Idaho has established a 3 percent cap, in most circumstances, on how much the property tax rate can increase on any given year.
According to George Brown, a property tax administrator with the Idaho Tax Commission, the property tax rates in Bannock County will absolutely go down as a result of the property assessments in the county increasing.
“There will not be a massive property tax increase in Bannock County,” Brown said. “I guarantee you the levy rates in that county will go down. The rates will drop, but by how much I’m not sure.”
Brown said Bannock County is not the only county in the state to see increased property assessments, primarily because property values in the state have skyrocketed this year.
Allen Dornfest, a property tax policy bureau chief with the Idaho Tax Commission, says on average home values in the state are increasing by about 1 or 2 percent each month. Because the property assessment process lags about six months behind, that number can become considerably large by the time an assessor evaluates a home, Dornfest said.
Dornfest said it would not be a surprise if the statewide average for assessed home values increases by about 15 to 20 percent this year, adding that had Bannock County not increased its property assessments to fall more in line with actual market values, the county would have been out of compliance with the Idaho Tax Commission.
Dornfest said the increased property assessments in Bannock County were needed because many of the homes in the county were under assessed compared to the market value. The property assessment increases, Dornfest said, are actually a reflection of Davies doing her job correctly.

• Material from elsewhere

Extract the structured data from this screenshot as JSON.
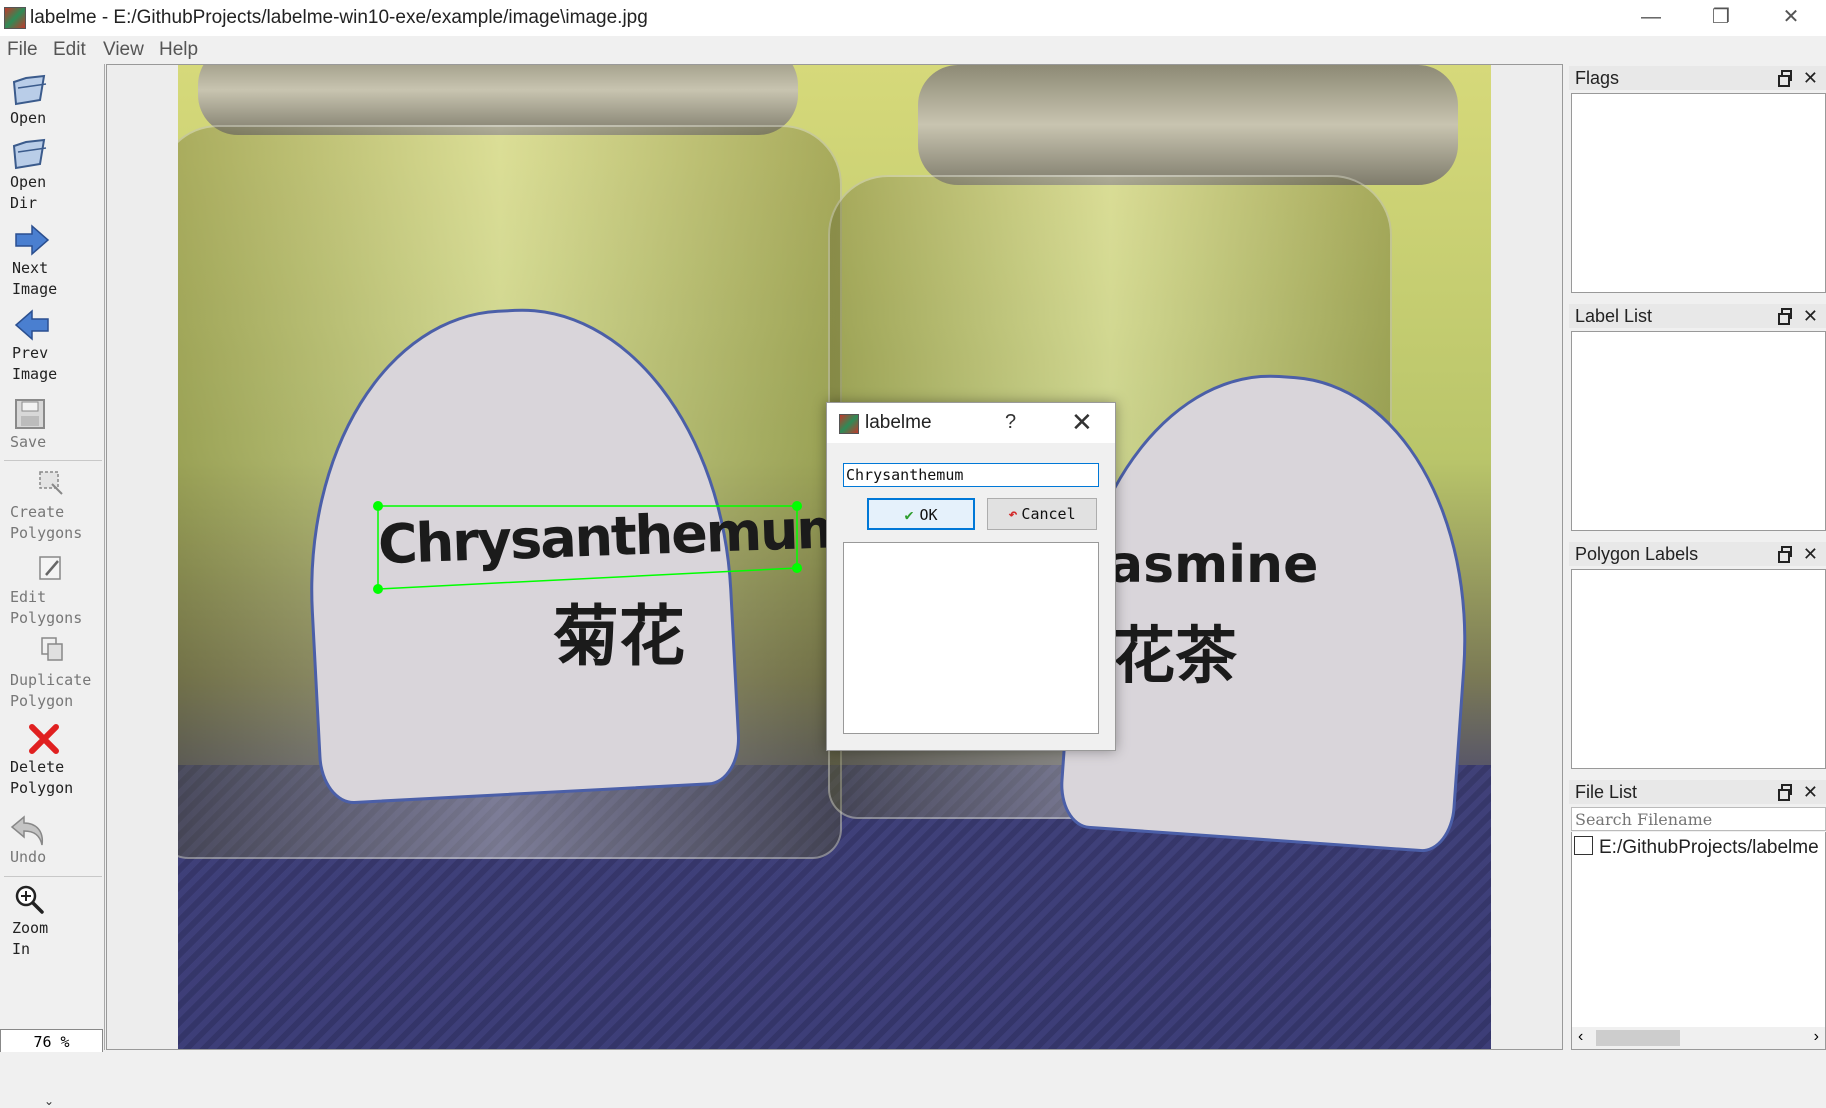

Dornfest said, “It’s not that someone made a mistake last year. What makes the properties under assessed is that values are increasing so fast. Values are going up rapidly and that is certainly the case in Bannock County. If they didn’t make any adjustments this year, there is no question they would fail compliance. The assessor there did her job.”